• [Record extracts]:

►

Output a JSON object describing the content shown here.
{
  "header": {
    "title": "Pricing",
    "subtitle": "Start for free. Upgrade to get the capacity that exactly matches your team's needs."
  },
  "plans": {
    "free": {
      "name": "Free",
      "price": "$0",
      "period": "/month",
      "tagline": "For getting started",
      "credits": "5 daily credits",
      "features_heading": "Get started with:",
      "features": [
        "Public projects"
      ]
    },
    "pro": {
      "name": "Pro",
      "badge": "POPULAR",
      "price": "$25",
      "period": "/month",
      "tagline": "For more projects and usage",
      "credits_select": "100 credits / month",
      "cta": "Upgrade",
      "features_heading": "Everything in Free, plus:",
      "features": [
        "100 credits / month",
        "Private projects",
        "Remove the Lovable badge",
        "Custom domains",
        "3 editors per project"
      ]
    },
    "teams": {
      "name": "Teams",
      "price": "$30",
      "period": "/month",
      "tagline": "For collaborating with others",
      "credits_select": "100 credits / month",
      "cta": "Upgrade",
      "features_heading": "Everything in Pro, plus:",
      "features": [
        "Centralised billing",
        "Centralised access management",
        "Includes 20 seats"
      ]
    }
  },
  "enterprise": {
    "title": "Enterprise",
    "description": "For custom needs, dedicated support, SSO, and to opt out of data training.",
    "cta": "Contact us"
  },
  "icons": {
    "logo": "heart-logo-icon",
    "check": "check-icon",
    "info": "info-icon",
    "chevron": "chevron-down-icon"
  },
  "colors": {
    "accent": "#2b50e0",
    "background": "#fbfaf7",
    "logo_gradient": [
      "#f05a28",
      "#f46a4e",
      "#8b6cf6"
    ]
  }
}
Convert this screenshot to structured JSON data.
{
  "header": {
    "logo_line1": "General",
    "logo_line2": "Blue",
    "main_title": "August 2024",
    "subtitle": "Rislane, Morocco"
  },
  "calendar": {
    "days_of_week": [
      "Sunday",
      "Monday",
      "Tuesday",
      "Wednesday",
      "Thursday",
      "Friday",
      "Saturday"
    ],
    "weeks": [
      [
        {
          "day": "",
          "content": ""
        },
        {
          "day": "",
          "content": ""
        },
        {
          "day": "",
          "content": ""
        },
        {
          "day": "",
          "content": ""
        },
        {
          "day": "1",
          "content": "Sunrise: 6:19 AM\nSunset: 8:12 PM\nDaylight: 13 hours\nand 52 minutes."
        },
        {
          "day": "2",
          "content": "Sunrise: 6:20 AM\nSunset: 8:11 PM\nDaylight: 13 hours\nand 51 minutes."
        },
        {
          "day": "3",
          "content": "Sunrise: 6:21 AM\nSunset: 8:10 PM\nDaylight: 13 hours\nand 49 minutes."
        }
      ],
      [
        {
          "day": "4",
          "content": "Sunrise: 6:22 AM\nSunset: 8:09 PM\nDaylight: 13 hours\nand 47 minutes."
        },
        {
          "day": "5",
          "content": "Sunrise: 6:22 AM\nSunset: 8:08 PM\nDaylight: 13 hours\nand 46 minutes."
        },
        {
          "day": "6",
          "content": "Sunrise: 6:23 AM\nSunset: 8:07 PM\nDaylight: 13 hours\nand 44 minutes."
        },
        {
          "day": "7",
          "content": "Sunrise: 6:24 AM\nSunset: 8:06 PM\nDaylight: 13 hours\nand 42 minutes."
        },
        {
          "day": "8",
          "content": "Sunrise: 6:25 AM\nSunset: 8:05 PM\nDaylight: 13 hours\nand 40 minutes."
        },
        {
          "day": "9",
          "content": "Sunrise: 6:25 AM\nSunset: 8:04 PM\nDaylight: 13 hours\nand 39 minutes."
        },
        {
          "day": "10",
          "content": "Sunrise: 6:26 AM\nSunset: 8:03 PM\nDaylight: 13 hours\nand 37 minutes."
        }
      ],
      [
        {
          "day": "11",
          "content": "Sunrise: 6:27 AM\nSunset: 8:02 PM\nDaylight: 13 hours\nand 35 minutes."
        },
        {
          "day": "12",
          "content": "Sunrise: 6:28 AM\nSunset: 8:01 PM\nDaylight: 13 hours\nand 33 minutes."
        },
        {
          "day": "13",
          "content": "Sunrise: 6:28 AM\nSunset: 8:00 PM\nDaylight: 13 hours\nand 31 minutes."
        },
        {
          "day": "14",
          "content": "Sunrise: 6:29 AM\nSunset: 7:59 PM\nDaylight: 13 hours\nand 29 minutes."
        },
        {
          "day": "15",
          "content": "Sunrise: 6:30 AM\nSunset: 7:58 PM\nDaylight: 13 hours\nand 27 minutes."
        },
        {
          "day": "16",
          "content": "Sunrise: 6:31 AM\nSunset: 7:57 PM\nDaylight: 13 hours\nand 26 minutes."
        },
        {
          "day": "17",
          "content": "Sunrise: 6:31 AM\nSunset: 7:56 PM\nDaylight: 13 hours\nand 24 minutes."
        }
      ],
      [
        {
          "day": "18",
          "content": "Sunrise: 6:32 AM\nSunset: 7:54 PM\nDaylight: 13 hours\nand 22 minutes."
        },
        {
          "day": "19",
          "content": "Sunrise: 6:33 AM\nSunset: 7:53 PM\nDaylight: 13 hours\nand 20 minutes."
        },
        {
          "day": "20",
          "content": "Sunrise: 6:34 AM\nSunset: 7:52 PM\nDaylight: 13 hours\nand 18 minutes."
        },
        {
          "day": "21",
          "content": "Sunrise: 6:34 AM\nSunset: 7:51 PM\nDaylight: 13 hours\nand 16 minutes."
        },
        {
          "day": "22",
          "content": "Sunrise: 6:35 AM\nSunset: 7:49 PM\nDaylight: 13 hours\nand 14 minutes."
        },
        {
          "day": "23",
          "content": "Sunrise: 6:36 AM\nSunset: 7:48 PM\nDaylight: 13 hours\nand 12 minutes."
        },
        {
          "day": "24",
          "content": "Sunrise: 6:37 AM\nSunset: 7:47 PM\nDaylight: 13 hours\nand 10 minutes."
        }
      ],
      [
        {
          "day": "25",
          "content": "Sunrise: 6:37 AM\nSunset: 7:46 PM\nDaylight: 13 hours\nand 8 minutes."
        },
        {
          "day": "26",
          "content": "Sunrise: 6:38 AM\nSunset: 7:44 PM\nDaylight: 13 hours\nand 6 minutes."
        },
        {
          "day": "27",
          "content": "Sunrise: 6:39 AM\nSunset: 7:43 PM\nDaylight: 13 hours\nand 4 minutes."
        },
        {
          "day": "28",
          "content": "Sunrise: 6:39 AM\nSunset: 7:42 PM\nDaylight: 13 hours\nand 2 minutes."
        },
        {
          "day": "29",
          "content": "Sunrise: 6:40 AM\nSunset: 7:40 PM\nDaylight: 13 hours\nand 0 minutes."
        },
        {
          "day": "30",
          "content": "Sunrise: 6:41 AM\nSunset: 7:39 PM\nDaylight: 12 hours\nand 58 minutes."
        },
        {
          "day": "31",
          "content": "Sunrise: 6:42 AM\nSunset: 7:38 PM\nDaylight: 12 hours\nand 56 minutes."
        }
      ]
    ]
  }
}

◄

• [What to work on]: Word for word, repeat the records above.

• [Answer for this exercise]:
Output a JSON object describing the content shown here.
{
  "header": {
    "title": "Pricing",
    "subtitle": "Start for free. Upgrade to get the capacity that exactly matches your team's needs."
  },
  "plans": {
    "free": {
      "name": "Free",
      "price": "$0",
      "period": "/month",
      "tagline": "For getting started",
      "credits": "5 daily credits",
      "features_heading": "Get started with:",
      "features": [
        "Public projects"
      ]
    },
    "pro": {
      "name": "Pro",
      "badge": "POPULAR",
      "price": "$25",
      "period": "/month",
      "tagline": "For more projects and usage",
      "credits_select": "100 credits / month",
      "cta": "Upgrade",
      "features_heading": "Everything in Free, plus:",
      "features": [
        "100 credits / month",
        "Private projects",
        "Remove the Lovable badge",
        "Custom domains",
        "3 editors per project"
      ]
    },
    "teams": {
      "name": "Teams",
      "price": "$30",
      "period": "/month",
      "tagline": "For collaborating with others",
      "credits_select": "100 credits / month",
      "cta": "Upgrade",
      "features_heading": "Everything in Pro, plus:",
      "features": [
        "Centralised billing",
        "Centralised access management",
        "Includes 20 seats"
      ]
    }
  },
  "enterprise": {
    "title": "Enterprise",
    "description": "For custom needs, dedicated support, SSO, and to opt out of data training.",
    "cta": "Contact us"
  },
  "icons": {
    "logo": "heart-logo-icon",
    "check": "check-icon",
    "info": "info-icon",
    "chevron": "chevron-down-icon"
  },
  "colors": {
    "accent": "#2b50e0",
    "background": "#fbfaf7",
    "logo_gradient": [
      "#f05a28",
      "#f46a4e",
      "#8b6cf6"
    ]
  }
}
Convert this screenshot to structured JSON data.
{
  "header": {
    "logo_line1": "General",
    "logo_line2": "Blue",
    "main_title": "August 2024",
    "subtitle": "Rislane, Morocco"
  },
  "calendar": {
    "days_of_week": [
      "Sunday",
      "Monday",
      "Tuesday",
      "Wednesday",
      "Thursday",
      "Friday",
      "Saturday"
    ],
    "weeks": [
      [
        {
          "day": "",
          "content": ""
        },
        {
          "day": "",
          "content": ""
        },
        {
          "day": "",
          "content": ""
        },
        {
          "day": "",
          "content": ""
        },
        {
          "day": "1",
          "content": "Sunrise: 6:19 AM\nSunset: 8:12 PM\nDaylight: 13 hours\nand 52 minutes."
        },
        {
          "day": "2",
          "content": "Sunrise: 6:20 AM\nSunset: 8:11 PM\nDaylight: 13 hours\nand 51 minutes."
        },
        {
          "day": "3",
          "content": "Sunrise: 6:21 AM\nSunset: 8:10 PM\nDaylight: 13 hours\nand 49 minutes."
        }
      ],
      [
        {
          "day": "4",
          "content": "Sunrise: 6:22 AM\nSunset: 8:09 PM\nDaylight: 13 hours\nand 47 minutes."
        },
        {
          "day": "5",
          "content": "Sunrise: 6:22 AM\nSunset: 8:08 PM\nDaylight: 13 hours\nand 46 minutes."
        },
        {
          "day": "6",
          "content": "Sunrise: 6:23 AM\nSunset: 8:07 PM\nDaylight: 13 hours\nand 44 minutes."
        },
        {
          "day": "7",
          "content": "Sunrise: 6:24 AM\nSunset: 8:06 PM\nDaylight: 13 hours\nand 42 minutes."
        },
        {
          "day": "8",
          "content": "Sunrise: 6:25 AM\nSunset: 8:05 PM\nDaylight: 13 hours\nand 40 minutes."
        },
        {
          "day": "9",
          "content": "Sunrise: 6:25 AM\nSunset: 8:04 PM\nDaylight: 13 hours\nand 39 minutes."
        },
        {
          "day": "10",
          "content": "Sunrise: 6:26 AM\nSunset: 8:03 PM\nDaylight: 13 hours\nand 37 minutes."
        }
      ],
      [
        {
          "day": "11",
          "content": "Sunrise: 6:27 AM\nSunset: 8:02 PM\nDaylight: 13 hours\nand 35 minutes."
        },
        {
          "day": "12",
          "content": "Sunrise: 6:28 AM\nSunset: 8:01 PM\nDaylight: 13 hours\nand 33 minutes."
        },
        {
          "day": "13",
          "content": "Sunrise: 6:28 AM\nSunset: 8:00 PM\nDaylight: 13 hours\nand 31 minutes."
        },
        {
          "day": "14",
          "content": "Sunrise: 6:29 AM\nSunset: 7:59 PM\nDaylight: 13 hours\nand 29 minutes."
        },
        {
          "day": "15",
          "content": "Sunrise: 6:30 AM\nSunset: 7:58 PM\nDaylight: 13 hours\nand 27 minutes."
        },
        {
          "day": "16",
          "content": "Sunrise: 6:31 AM\nSunset: 7:57 PM\nDaylight: 13 hours\nand 26 minutes."
        },
        {
          "day": "17",
          "content": "Sunrise: 6:31 AM\nSunset: 7:56 PM\nDaylight: 13 hours\nand 24 minutes."
        }
      ],
      [
        {
          "day": "18",
          "content": "Sunrise: 6:32 AM\nSunset: 7:54 PM\nDaylight: 13 hours\nand 22 minutes."
        },
        {
          "day": "19",
          "content": "Sunrise: 6:33 AM\nSunset: 7:53 PM\nDaylight: 13 hours\nand 20 minutes."
        },
        {
          "day": "20",
          "content": "Sunrise: 6:34 AM\nSunset: 7:52 PM\nDaylight: 13 hours\nand 18 minutes."
        },
        {
          "day": "21",
          "content": "Sunrise: 6:34 AM\nSunset: 7:51 PM\nDaylight: 13 hours\nand 16 minutes."
        },
        {
          "day": "22",
          "content": "Sunrise: 6:35 AM\nSunset: 7:49 PM\nDaylight: 13 hours\nand 14 minutes."
        },
        {
          "day": "23",
          "content": "Sunrise: 6:36 AM\nSunset: 7:48 PM\nDaylight: 13 hours\nand 12 minutes."
        },
        {
          "day": "24",
          "content": "Sunrise: 6:37 AM\nSunset: 7:47 PM\nDaylight: 13 hours\nand 10 minutes."
        }
      ],
      [
        {
          "day": "25",
          "content": "Sunrise: 6:37 AM\nSunset: 7:46 PM\nDaylight: 13 hours\nand 8 minutes."
        },
        {
          "day": "26",
          "content": "Sunrise: 6:38 AM\nSunset: 7:44 PM\nDaylight: 13 hours\nand 6 minutes."
        },
        {
          "day": "27",
          "content": "Sunrise: 6:39 AM\nSunset: 7:43 PM\nDaylight: 13 hours\nand 4 minutes."
        },
        {
          "day": "28",
          "content": "Sunrise: 6:39 AM\nSunset: 7:42 PM\nDaylight: 13 hours\nand 2 minutes."
        },
        {
          "day": "29",
          "content": "Sunrise: 6:40 AM\nSunset: 7:40 PM\nDaylight: 13 hours\nand 0 minutes."
        },
        {
          "day": "30",
          "content": "Sunrise: 6:41 AM\nSunset: 7:39 PM\nDaylight: 12 hours\nand 58 minutes."
        },
        {
          "day": "31",
          "content": "Sunrise: 6:42 AM\nSunset: 7:38 PM\nDaylight: 12 hours\nand 56 minutes."
        }
      ]
    ]
  }
}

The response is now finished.